William George Howells, Private, 92196, Nott’s & Derby Regiment (Sherwood Foresters). William was the son of William and Margaret Howells, of Penuchardre, Maenclochog, and had enlisted at Maenclochog into the Army Service Corps, with the service number T/4/185988. He later transferred into the 9th Battalion, Sherwood Foresters, which was back on the Western Front, after fighting on Gallipoli, attached to 33 Brigade, 11th (Northern) Division. The Division then fought at the Battle of Flers-Courcelette during the Somme Offensive, and spent the winter on the Ancre. In June, 1917 the Division took part in the Battle of Messines, and then fought at the Battle of Langemarck during the Third Battle of Ypres. At the end of September they fought at the Battle of the Polygon Wood, then at the Battle of Broodseinde and the Battle of Poelcapelle, before moving south for the winter. William was killed on 25 November 1917 while his battalion was in the line at Loos. He was 24 years old, and is buried at Loos British Cemetery, France.
James Salisbury Price, Private, 32061, Welsh Regiment. James was born at Hope, near Leominster in 1897 the son of James and Elizabeth Price. His father was from Spring Field, New Moat, and James spent a lot of time back with his family during the coming years. By the outbreak of war the family was residing at Bristol House, 6, Queen Street, Nantyglo, and James enlisted at nearby Abertillery into the 13th Battalion, South Wales Borderers. James was then transferred to the 16th Battalion (Cardiff City), Welsh Regiment, which was in France attached to 115 Brigade, 38th (Welsh) Division. He probably joined the battalion after it had taken part in the Battle of Mametz Wood in July 1916. The Division had been decimated during its two attacks on the wood, and was transferred to a quieter sector along the Boesinghe Canal at Ypres to rebuild. The 16th Welsh first took up the line here on 19 August 1916, spending the coming weeks alternating between spells in the line and in reserve. James was wounded during these early days at Boesinghe, and was evacuated to Remi Siding Casualty Clearing Station, where he died of his wounds on 15 September 1916, aged 19. James is buried in Lijssenthoek Military Cemetery, Belgium.

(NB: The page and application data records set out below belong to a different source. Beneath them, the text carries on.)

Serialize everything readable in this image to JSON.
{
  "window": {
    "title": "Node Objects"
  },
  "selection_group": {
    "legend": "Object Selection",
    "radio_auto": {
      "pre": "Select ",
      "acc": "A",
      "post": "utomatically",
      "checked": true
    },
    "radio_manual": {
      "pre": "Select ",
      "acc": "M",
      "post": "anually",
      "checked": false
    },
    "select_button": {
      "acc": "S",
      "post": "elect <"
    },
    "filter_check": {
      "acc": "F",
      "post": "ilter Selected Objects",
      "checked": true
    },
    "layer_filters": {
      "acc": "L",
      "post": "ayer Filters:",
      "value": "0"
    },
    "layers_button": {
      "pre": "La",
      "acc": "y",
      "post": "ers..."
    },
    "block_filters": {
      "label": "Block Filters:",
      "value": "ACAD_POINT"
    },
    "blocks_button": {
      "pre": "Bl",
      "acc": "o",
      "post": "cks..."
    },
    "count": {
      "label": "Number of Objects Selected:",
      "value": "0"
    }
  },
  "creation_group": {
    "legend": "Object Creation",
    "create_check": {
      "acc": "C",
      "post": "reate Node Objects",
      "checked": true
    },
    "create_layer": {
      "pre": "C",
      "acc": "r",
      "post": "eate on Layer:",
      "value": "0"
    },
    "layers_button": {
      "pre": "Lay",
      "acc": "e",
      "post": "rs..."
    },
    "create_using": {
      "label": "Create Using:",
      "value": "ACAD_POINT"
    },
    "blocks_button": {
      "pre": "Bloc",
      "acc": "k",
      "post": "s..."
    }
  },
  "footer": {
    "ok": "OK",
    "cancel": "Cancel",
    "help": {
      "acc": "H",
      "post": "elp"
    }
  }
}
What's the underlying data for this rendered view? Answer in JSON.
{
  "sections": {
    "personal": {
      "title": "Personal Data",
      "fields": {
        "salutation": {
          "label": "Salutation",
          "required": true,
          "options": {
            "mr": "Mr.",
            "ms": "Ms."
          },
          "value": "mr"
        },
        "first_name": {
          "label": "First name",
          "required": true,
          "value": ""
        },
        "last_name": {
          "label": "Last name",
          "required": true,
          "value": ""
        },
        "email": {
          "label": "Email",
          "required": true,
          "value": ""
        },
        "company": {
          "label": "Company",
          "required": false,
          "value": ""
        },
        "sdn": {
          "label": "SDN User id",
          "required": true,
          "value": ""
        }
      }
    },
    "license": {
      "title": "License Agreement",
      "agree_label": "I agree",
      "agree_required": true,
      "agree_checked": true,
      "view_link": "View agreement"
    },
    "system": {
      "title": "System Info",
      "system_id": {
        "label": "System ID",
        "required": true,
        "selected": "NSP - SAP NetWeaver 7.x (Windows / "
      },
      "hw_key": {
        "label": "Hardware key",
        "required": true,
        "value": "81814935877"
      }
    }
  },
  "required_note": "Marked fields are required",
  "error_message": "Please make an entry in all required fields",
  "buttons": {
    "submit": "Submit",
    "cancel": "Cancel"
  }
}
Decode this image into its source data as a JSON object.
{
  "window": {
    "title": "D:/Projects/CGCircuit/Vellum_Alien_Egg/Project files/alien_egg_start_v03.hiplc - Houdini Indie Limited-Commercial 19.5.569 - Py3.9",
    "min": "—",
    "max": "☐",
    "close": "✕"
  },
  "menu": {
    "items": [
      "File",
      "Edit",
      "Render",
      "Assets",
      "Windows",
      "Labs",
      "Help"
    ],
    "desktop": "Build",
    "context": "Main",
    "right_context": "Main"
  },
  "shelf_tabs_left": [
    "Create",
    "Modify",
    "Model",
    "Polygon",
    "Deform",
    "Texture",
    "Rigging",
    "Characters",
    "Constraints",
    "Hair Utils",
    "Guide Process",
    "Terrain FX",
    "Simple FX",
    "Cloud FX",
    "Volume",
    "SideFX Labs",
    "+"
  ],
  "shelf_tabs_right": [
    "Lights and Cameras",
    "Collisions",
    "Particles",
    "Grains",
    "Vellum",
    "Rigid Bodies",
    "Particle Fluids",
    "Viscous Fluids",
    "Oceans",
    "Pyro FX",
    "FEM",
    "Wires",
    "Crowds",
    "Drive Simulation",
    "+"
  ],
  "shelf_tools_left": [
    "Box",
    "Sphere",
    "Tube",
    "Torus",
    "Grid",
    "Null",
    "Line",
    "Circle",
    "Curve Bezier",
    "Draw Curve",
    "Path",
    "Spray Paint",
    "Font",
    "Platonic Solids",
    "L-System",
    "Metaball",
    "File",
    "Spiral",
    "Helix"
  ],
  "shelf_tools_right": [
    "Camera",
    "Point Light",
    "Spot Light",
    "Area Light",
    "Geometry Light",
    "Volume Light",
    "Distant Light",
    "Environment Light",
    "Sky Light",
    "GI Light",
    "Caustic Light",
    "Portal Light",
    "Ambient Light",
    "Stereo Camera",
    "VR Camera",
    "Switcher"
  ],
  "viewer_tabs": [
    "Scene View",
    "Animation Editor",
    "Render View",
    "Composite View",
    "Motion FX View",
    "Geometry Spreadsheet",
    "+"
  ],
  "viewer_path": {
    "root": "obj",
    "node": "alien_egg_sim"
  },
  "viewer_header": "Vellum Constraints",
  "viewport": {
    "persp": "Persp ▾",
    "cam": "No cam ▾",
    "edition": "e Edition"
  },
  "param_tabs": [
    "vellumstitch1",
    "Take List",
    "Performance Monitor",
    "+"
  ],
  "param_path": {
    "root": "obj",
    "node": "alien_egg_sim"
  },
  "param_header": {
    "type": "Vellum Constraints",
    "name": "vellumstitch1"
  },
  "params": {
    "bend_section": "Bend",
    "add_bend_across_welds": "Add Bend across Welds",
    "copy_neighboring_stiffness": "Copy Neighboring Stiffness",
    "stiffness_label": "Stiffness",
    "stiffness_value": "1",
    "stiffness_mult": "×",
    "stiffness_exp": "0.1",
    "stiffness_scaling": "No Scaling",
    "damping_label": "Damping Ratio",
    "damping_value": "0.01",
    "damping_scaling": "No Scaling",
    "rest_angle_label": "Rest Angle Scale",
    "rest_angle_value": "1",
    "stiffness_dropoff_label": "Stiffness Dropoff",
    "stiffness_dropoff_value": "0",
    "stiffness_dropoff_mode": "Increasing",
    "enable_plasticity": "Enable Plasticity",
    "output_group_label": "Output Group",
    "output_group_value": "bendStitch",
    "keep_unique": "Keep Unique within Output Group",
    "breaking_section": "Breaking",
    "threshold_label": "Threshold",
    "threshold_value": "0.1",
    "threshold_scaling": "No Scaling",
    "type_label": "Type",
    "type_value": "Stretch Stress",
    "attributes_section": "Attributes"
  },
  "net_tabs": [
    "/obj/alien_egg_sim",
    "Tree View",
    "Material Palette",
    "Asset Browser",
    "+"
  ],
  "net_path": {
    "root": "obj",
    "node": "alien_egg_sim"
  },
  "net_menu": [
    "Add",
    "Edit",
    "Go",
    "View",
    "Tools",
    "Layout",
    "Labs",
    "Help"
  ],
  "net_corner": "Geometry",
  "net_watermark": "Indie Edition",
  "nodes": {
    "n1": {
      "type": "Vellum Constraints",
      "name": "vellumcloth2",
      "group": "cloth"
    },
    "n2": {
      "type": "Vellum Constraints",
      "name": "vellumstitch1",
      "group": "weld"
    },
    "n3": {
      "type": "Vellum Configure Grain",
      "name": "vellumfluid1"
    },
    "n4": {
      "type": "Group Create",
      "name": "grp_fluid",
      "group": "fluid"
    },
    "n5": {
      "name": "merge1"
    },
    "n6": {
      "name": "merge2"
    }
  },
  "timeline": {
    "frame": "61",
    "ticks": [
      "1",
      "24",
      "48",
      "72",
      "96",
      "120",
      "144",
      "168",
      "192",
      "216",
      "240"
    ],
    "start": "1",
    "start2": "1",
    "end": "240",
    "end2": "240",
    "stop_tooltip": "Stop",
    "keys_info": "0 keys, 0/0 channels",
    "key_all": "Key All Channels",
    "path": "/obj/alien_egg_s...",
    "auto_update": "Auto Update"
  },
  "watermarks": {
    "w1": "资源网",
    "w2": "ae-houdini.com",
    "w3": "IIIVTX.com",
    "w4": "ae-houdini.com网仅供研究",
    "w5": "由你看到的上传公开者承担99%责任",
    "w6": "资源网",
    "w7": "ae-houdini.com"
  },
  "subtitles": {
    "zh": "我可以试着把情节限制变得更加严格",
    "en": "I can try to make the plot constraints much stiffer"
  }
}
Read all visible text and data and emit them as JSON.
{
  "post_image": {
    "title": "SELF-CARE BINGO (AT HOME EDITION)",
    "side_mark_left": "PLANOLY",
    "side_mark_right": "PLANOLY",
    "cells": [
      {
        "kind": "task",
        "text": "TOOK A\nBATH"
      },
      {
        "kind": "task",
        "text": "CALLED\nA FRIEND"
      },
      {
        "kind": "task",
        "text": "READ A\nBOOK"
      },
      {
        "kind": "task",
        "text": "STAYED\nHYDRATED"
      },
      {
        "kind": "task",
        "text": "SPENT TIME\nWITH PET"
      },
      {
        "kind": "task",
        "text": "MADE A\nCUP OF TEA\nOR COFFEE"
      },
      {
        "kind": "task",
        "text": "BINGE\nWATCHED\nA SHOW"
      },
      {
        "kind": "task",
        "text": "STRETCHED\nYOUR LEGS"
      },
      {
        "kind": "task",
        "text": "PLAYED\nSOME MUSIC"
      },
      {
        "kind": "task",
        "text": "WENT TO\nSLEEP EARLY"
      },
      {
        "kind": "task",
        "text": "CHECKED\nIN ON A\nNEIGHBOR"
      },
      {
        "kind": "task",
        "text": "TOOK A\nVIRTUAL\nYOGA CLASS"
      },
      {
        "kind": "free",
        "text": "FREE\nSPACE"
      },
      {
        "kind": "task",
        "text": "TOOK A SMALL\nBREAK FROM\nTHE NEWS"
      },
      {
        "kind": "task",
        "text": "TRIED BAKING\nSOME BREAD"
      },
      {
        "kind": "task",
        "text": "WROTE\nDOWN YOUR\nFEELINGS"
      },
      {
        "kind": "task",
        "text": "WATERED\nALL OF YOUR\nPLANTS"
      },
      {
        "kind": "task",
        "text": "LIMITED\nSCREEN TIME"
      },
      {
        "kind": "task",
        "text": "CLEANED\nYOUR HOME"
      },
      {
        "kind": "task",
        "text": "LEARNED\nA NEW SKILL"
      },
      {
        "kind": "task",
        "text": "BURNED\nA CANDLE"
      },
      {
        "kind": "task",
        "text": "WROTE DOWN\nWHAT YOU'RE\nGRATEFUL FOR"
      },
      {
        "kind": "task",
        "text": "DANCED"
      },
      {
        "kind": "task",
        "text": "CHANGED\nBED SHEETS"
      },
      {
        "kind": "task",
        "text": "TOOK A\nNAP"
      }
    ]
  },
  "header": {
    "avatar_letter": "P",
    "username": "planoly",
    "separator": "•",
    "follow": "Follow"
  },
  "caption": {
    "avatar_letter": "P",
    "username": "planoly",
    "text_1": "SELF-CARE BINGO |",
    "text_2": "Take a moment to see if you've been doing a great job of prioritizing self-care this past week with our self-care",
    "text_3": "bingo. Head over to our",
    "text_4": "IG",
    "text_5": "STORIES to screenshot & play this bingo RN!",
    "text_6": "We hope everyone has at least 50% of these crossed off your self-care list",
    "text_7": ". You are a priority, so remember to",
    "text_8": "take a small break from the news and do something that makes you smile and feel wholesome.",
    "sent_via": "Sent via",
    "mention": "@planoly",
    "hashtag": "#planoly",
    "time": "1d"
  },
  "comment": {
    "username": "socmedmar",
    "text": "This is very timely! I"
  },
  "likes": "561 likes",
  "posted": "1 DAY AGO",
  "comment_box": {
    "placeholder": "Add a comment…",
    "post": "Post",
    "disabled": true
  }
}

Stanley Rees, Private, 19856, South Wales Borderers. Stanley was the son of George and Phoebe Rees, of Spring Villa, Maenclochog, and enlisted at Tottenham into the 1st Battalion, South Wales Borderers. The Battalion was attached to 3 Brigade, 1st Division, and moved to France at the outbreak of hostilities, and saw its first action at the Battle of Mons, and taking part in the retreat to the Marne, where the Germans were stopped. They then fought at the Aisne, and at Chivy, before being moved north to Ypres. Here they fought at the First Battle of Ypres, where they again stopped the German Offensive, before wintering in Flanders. The following year saw them in action again at the Battle of Aubers, before moving South to Loos, where they fought during the Battle of Loos, and the action at the Hohenzollern redoubt. Again they were required for a major offensive, moving south to the Somme, where they fought during the opening of the Somme Offensive at the Battle of Albert, then at Bazentin, and at Pozières. Stanley was badly wounded at Pozières, and died of his wounds on 22 August 1916. He was 22 years old, and is buried at Flatiron Copse Cemetery, Mametz, France.